**Work instruction:**
Your answer should be each line of the entries that contains the word "true", copied in full.
═══ Listed records
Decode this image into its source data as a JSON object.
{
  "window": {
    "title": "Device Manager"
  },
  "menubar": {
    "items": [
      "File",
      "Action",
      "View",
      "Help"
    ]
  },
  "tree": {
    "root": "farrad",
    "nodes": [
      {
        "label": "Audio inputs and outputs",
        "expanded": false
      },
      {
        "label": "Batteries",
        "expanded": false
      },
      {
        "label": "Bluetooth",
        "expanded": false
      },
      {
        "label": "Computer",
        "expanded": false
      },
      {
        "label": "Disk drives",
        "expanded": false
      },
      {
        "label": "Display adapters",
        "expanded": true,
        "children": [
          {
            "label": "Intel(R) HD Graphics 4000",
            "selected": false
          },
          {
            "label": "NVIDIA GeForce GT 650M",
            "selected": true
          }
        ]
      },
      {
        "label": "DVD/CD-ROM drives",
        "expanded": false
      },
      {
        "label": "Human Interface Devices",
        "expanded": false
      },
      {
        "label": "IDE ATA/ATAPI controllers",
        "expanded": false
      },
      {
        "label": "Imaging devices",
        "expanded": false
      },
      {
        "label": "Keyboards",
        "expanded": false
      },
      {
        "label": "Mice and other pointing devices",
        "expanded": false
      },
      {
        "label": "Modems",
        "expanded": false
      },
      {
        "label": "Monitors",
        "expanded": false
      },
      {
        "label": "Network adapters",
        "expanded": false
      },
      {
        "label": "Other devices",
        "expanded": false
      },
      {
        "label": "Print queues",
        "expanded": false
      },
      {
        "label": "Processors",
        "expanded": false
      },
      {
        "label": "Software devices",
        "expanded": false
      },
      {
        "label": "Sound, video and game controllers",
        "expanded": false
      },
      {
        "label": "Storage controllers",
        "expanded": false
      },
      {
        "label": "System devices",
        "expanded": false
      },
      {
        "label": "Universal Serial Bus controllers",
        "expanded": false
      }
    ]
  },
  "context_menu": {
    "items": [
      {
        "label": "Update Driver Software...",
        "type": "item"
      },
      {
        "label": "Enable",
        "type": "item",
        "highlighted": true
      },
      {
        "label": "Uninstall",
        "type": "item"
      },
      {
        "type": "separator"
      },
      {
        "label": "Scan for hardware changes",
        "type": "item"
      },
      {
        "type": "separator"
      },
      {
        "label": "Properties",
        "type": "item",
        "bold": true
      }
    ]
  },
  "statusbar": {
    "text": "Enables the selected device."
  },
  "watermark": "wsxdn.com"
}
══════
**Output for this task:**
        "expanded": true,
            "selected": true
        "highlighted": true
        "bold": true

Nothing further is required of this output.